Explore researchers reflect on their journey
As the first phase of Explore comes to an end, its researchers came together in Bangkok to reflect on their journey of developing forest landscape governance research proposals. Twenty-nine people, university researchers eligible for grants and program partners, collectively brainstormed the progress, lessons learned, and ways to improve effectiveness to inform the design of phase 2.
Representatives from 18 research teams reflected on the grant mechanism, capacity development, community of practice, communication, and knowledge management support provided by Explore since the program began nearly two years ago. They also discussed knowledge and advocacy priorities in forest landscape governance and challenges and opportunities for gender and social equity.
Explore supports them in designing and delivering high-quality research to improve Southeast Asian governments’ policies, institutional frameworks, and practices for inclusive and sustainable development of forest landscapes.
The researchers found Explore’s support overwhelmingly positive and appreciated the technical guidance, mentorship, and resources provided by the initiative. They said Explore’s capacity-building sessions and inputs to improve researchers’ plans on gender inclusion, communication and advocacy strategies, and participatory action research were most helpful.
“Because gender and social inclusion is a priority for Explore, we got the chance to design projects that promote equity as a core goal,” sai Muhammad Alif, a research team leader from Indonesia.“ The project also successfully built the capacity of young women researchers. This allowed them to not only fully participate but also play a leadership role in the research teams.”
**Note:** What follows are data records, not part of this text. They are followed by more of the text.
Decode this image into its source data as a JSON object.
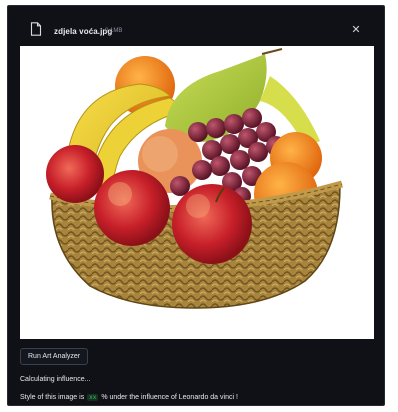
{
  "dialog": {
    "file_name": "zdjela voća.jpg",
    "file_size": "0.1MB",
    "close_glyph": "✕"
  },
  "image": {
    "subject": "fruit-basket-photo"
  },
  "actions": {
    "run_label": "Run Art Analyzer"
  },
  "status": {
    "calculating_text": "Calculating influence...",
    "result_prefix": "Style of this image is",
    "result_value": "xx",
    "result_suffix": "% under the influence of Leonardo da vinci !"
  },
  "colors": {
    "panel_bg": "#0f1117",
    "accent_green": "#34c46a"
  }
}
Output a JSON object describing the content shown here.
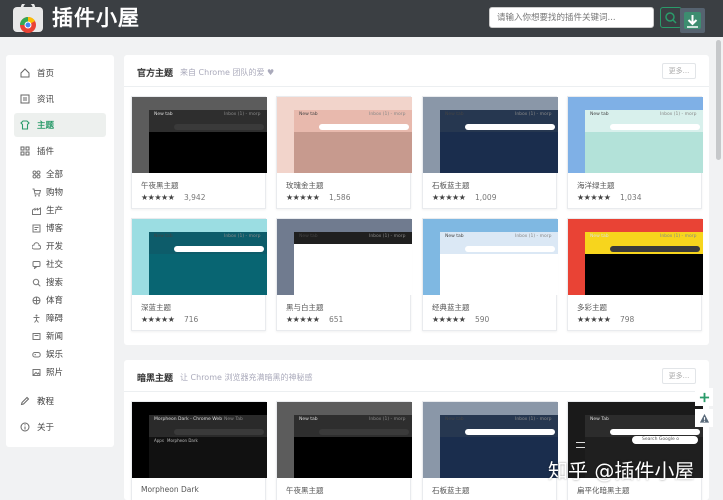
{
  "header": {
    "app_title": "插件小屋",
    "search_placeholder": "请输入你想要找的插件关键词...",
    "search_icon": "search-icon",
    "download_icon": "download-icon"
  },
  "sidebar": {
    "items": [
      {
        "label": "首页",
        "icon": "home-icon"
      },
      {
        "label": "资讯",
        "icon": "news-icon"
      },
      {
        "label": "主题",
        "icon": "theme-icon",
        "active": true
      },
      {
        "label": "插件",
        "icon": "grid-icon"
      }
    ],
    "sub_items": [
      {
        "label": "全部",
        "icon": "all-icon"
      },
      {
        "label": "购物",
        "icon": "cart-icon"
      },
      {
        "label": "生产",
        "icon": "factory-icon"
      },
      {
        "label": "博客",
        "icon": "blog-icon"
      },
      {
        "label": "开发",
        "icon": "cloud-icon"
      },
      {
        "label": "社交",
        "icon": "chat-icon"
      },
      {
        "label": "搜索",
        "icon": "search-icon"
      },
      {
        "label": "体育",
        "icon": "sport-icon"
      },
      {
        "label": "障碍",
        "icon": "accessibility-icon"
      },
      {
        "label": "新闻",
        "icon": "paper-icon"
      },
      {
        "label": "娱乐",
        "icon": "gamepad-icon"
      },
      {
        "label": "照片",
        "icon": "photo-icon"
      }
    ],
    "footer_items": [
      {
        "label": "教程",
        "icon": "pencil-icon"
      },
      {
        "label": "关于",
        "icon": "info-icon"
      }
    ]
  },
  "official_section": {
    "title": "官方主题",
    "subtitle": "来自 Chrome 团队的爱 ♥",
    "more_label": "更多...",
    "cards": [
      {
        "name": "午夜黑主题",
        "rating": "★★★★★",
        "count": "3,942",
        "bg": "#5c5c5c",
        "frame": "#2e2e2e",
        "content": "#000000"
      },
      {
        "name": "玫瑰金主题",
        "rating": "★★★★★",
        "count": "1,586",
        "bg": "#f2d4cb",
        "frame": "#e8b9ad",
        "content": "#c79a8e"
      },
      {
        "name": "石板蓝主题",
        "rating": "★★★★★",
        "count": "1,009",
        "bg": "#8a97a8",
        "frame": "#263750",
        "content": "#1a2d4d"
      },
      {
        "name": "海洋绿主题",
        "rating": "★★★★★",
        "count": "1,034",
        "bg": "#7fb0e6",
        "frame": "#d8f0ec",
        "content": "#b3e2d9"
      },
      {
        "name": "深蓝主题",
        "rating": "★★★★★",
        "count": "716",
        "bg": "#9bdde2",
        "frame": "#0d5c6a",
        "content": "#086572"
      },
      {
        "name": "黑与白主题",
        "rating": "★★★★★",
        "count": "651",
        "bg": "#707b8f",
        "frame": "#1f1f1f",
        "content": "#ffffff"
      },
      {
        "name": "经典蓝主题",
        "rating": "★★★★★",
        "count": "590",
        "bg": "#7fb8e2",
        "frame": "#dbe8f5",
        "content": "#ffffff"
      },
      {
        "name": "多彩主题",
        "rating": "★★★★★",
        "count": "798",
        "bg": "#e94335",
        "frame": "#f7d51d",
        "content": "#000000"
      }
    ]
  },
  "dark_section": {
    "title": "暗黑主题",
    "subtitle": "让 Chrome 浏览器充满暗黑的神秘感",
    "more_label": "更多...",
    "cards": [
      {
        "name": "Morpheon Dark",
        "bg": "#000000",
        "frame": "#2a2a2a",
        "content": "#111111",
        "tab1": "Morpheon Dark - Chrome Web",
        "tab2": "New Tab",
        "apps": "Apps",
        "bookmark": "Morpheon Dark"
      },
      {
        "name": "午夜黑主题",
        "bg": "#5c5c5c",
        "frame": "#2e2e2e",
        "content": "#000000"
      },
      {
        "name": "石板蓝主题",
        "bg": "#8a97a8",
        "frame": "#263750",
        "content": "#1a2d4d"
      },
      {
        "name": "扁平化暗黑主题",
        "bg": "#1a1a1a",
        "frame": "#2c2c2c",
        "content": "#1f1f1f",
        "tab": "New Tab",
        "search_text": "Search Google o"
      }
    ]
  },
  "browser_labels": {
    "new_tab": "New tab",
    "inbox": "Inbox (1) - morp"
  },
  "watermark": "知乎 @插件小屋",
  "fab": {
    "plus_icon": "plus-icon",
    "warning_icon": "warning-icon"
  },
  "colors": {
    "accent": "#2a9b6a",
    "topbar": "#3b3f43"
  }
}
The researchers identified challenges that need to be overcome to improve the effectiveness of Explore and the resulting research projects. They found that disparities in regional and national contexts were a significant challenge. They included differences in social and political contexts, levels of forest landscape governance, awareness of crucial issues, experience and capacities, as well as the availability of time, funding and other resources. While all participating researchers said they benefited significantly, the disparities meant that some required additional support in proposal development, project management, social and gender inclusion, communication planning and other areas.
Some of the researchers struggled to transition from ‘traditional research’ into research for development. Some lacked the confidence to participate, and many said they would benefit from further support.
Enhanced collaboration across boundaries within the region was highlighted as a crucial impact of Explore and an opportunity for both cross-learning among the sector’s researchers and for collective influencing with the ASEAN regional platform.
To learn more about Explore, including how to become a network member, visit www.recoftc.org/projects/explore.
Explore is a research network and community of practice dedicated to expanding and applying knowledge on forest landscape governance in Southeast Asia. The network is funded by the Swedish International Development Cooperation Agency, Sida. It is hosted by RECOFTC, in partnership with the CIFOR-ICRAF, in collaboration with universities, research institutes, governments, civil society organizations, local communities, and the private sector in Southeast Asia.